**Work item**
Keeping every character in place, output all the data.

**Exercise inputs**
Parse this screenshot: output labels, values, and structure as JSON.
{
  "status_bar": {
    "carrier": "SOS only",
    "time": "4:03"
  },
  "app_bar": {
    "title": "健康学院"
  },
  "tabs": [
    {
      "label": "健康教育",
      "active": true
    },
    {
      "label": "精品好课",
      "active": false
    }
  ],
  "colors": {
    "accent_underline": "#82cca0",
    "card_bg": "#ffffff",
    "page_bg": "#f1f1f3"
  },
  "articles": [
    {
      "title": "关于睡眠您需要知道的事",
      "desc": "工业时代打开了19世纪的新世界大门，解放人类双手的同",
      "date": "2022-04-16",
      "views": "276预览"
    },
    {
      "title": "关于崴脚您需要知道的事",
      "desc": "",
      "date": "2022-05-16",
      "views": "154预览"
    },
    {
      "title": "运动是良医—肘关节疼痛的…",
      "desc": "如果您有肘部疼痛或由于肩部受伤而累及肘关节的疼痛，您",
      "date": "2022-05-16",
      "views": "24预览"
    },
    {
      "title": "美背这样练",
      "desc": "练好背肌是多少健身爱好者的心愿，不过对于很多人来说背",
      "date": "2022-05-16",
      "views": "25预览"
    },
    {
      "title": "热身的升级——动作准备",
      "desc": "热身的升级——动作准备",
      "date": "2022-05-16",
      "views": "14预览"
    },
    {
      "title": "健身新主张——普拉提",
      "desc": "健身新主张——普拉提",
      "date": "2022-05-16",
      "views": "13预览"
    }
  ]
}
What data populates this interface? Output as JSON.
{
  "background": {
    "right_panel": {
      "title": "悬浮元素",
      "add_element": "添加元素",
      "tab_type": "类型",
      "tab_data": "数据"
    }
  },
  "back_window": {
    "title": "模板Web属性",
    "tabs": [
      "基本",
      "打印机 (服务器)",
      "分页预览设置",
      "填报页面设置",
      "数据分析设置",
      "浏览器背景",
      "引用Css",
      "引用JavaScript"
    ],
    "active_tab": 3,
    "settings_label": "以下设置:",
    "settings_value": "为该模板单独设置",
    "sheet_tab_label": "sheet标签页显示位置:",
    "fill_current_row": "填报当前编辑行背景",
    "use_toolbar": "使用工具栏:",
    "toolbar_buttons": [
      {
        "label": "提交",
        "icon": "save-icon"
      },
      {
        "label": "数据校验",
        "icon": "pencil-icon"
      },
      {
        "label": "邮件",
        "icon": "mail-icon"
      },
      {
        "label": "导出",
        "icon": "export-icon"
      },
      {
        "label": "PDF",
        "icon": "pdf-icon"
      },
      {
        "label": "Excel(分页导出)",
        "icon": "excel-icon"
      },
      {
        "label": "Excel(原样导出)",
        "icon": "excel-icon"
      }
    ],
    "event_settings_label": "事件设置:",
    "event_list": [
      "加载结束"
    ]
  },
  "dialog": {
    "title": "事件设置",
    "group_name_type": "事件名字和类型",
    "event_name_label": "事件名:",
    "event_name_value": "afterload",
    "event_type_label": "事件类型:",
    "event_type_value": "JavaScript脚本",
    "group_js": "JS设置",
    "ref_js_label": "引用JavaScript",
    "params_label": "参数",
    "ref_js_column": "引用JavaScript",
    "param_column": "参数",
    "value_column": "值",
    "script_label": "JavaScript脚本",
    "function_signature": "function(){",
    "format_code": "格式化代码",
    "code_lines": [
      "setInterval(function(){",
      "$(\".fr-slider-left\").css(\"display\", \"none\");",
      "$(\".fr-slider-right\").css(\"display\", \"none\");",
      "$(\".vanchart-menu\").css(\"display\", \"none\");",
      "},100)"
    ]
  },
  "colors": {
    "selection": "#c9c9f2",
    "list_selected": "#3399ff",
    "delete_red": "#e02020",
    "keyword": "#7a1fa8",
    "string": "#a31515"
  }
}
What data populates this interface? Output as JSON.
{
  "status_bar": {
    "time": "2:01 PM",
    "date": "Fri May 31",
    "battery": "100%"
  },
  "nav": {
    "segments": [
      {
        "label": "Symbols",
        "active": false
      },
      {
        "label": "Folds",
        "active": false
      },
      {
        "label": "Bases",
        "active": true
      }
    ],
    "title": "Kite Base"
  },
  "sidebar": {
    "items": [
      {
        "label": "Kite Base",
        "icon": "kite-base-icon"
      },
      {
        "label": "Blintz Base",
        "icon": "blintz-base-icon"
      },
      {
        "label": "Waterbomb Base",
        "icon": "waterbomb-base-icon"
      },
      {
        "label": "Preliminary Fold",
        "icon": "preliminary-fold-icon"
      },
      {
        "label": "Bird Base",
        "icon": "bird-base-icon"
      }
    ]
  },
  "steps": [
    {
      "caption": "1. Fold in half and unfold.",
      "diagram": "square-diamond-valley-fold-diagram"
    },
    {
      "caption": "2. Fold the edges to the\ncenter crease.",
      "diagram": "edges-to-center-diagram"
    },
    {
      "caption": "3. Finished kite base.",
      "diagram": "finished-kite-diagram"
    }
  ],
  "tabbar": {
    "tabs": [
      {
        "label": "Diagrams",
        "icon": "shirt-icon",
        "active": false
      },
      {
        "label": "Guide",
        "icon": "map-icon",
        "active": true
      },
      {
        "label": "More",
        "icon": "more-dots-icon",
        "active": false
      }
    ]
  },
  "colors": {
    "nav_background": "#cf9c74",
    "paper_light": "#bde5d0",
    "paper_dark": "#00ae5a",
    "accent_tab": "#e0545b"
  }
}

**Response**
Parse this screenshot: output labels, values, and structure as JSON.
{
  "status_bar": {
    "carrier": "SOS only",
    "time": "4:03"
  },
  "app_bar": {
    "title": "健康学院"
  },
  "tabs": [
    {
      "label": "健康教育",
      "active": true
    },
    {
      "label": "精品好课",
      "active": false
    }
  ],
  "colors": {
    "accent_underline": "#82cca0",
    "card_bg": "#ffffff",
    "page_bg": "#f1f1f3"
  },
  "articles": [
    {
      "title": "关于睡眠您需要知道的事",
      "desc": "工业时代打开了19世纪的新世界大门，解放人类双手的同",
      "date": "2022-04-16",
      "views": "276预览"
    },
    {
      "title": "关于崴脚您需要知道的事",
      "desc": "",
      "date": "2022-05-16",
      "views": "154预览"
    },
    {
      "title": "运动是良医—肘关节疼痛的…",
      "desc": "如果您有肘部疼痛或由于肩部受伤而累及肘关节的疼痛，您",
      "date": "2022-05-16",
      "views": "24预览"
    },
    {
      "title": "美背这样练",
      "desc": "练好背肌是多少健身爱好者的心愿，不过对于很多人来说背",
      "date": "2022-05-16",
      "views": "25预览"
    },
    {
      "title": "热身的升级——动作准备",
      "desc": "热身的升级——动作准备",
      "date": "2022-05-16",
      "views": "14预览"
    },
    {
      "title": "健身新主张——普拉提",
      "desc": "健身新主张——普拉提",
      "date": "2022-05-16",
      "views": "13预览"
    }
  ]
}
What data populates this interface? Output as JSON.
{
  "background": {
    "right_panel": {
      "title": "悬浮元素",
      "add_element": "添加元素",
      "tab_type": "类型",
      "tab_data": "数据"
    }
  },
  "back_window": {
    "title": "模板Web属性",
    "tabs": [
      "基本",
      "打印机 (服务器)",
      "分页预览设置",
      "填报页面设置",
      "数据分析设置",
      "浏览器背景",
      "引用Css",
      "引用JavaScript"
    ],
    "active_tab": 3,
    "settings_label": "以下设置:",
    "settings_value": "为该模板单独设置",
    "sheet_tab_label": "sheet标签页显示位置:",
    "fill_current_row": "填报当前编辑行背景",
    "use_toolbar": "使用工具栏:",
    "toolbar_buttons": [
      {
        "label": "提交",
        "icon": "save-icon"
      },
      {
        "label": "数据校验",
        "icon": "pencil-icon"
      },
      {
        "label": "邮件",
        "icon": "mail-icon"
      },
      {
        "label": "导出",
        "icon": "export-icon"
      },
      {
        "label": "PDF",
        "icon": "pdf-icon"
      },
      {
        "label": "Excel(分页导出)",
        "icon": "excel-icon"
      },
      {
        "label": "Excel(原样导出)",
        "icon": "excel-icon"
      }
    ],
    "event_settings_label": "事件设置:",
    "event_list": [
      "加载结束"
    ]
  },
  "dialog": {
    "title": "事件设置",
    "group_name_type": "事件名字和类型",
    "event_name_label": "事件名:",
    "event_name_value": "afterload",
    "event_type_label": "事件类型:",
    "event_type_value": "JavaScript脚本",
    "group_js": "JS设置",
    "ref_js_label": "引用JavaScript",
    "params_label": "参数",
    "ref_js_column": "引用JavaScript",
    "param_column": "参数",
    "value_column": "值",
    "script_label": "JavaScript脚本",
    "function_signature": "function(){",
    "format_code": "格式化代码",
    "code_lines": [
      "setInterval(function(){",
      "$(\".fr-slider-left\").css(\"display\", \"none\");",
      "$(\".fr-slider-right\").css(\"display\", \"none\");",
      "$(\".vanchart-menu\").css(\"display\", \"none\");",
      "},100)"
    ]
  },
  "colors": {
    "selection": "#c9c9f2",
    "list_selected": "#3399ff",
    "delete_red": "#e02020",
    "keyword": "#7a1fa8",
    "string": "#a31515"
  }
}
What data populates this interface? Output as JSON.
{
  "status_bar": {
    "time": "2:01 PM",
    "date": "Fri May 31",
    "battery": "100%"
  },
  "nav": {
    "segments": [
      {
        "label": "Symbols",
        "active": false
      },
      {
        "label": "Folds",
        "active": false
      },
      {
        "label": "Bases",
        "active": true
      }
    ],
    "title": "Kite Base"
  },
  "sidebar": {
    "items": [
      {
        "label": "Kite Base",
        "icon": "kite-base-icon"
      },
      {
        "label": "Blintz Base",
        "icon": "blintz-base-icon"
      },
      {
        "label": "Waterbomb Base",
        "icon": "waterbomb-base-icon"
      },
      {
        "label": "Preliminary Fold",
        "icon": "preliminary-fold-icon"
      },
      {
        "label": "Bird Base",
        "icon": "bird-base-icon"
      }
    ]
  },
  "steps": [
    {
      "caption": "1. Fold in half and unfold.",
      "diagram": "square-diamond-valley-fold-diagram"
    },
    {
      "caption": "2. Fold the edges to the\ncenter crease.",
      "diagram": "edges-to-center-diagram"
    },
    {
      "caption": "3. Finished kite base.",
      "diagram": "finished-kite-diagram"
    }
  ],
  "tabbar": {
    "tabs": [
      {
        "label": "Diagrams",
        "icon": "shirt-icon",
        "active": false
      },
      {
        "label": "Guide",
        "icon": "map-icon",
        "active": true
      },
      {
        "label": "More",
        "icon": "more-dots-icon",
        "active": false
      }
    ]
  },
  "colors": {
    "nav_background": "#cf9c74",
    "paper_light": "#bde5d0",
    "paper_dark": "#00ae5a",
    "accent_tab": "#e0545b"
  }
}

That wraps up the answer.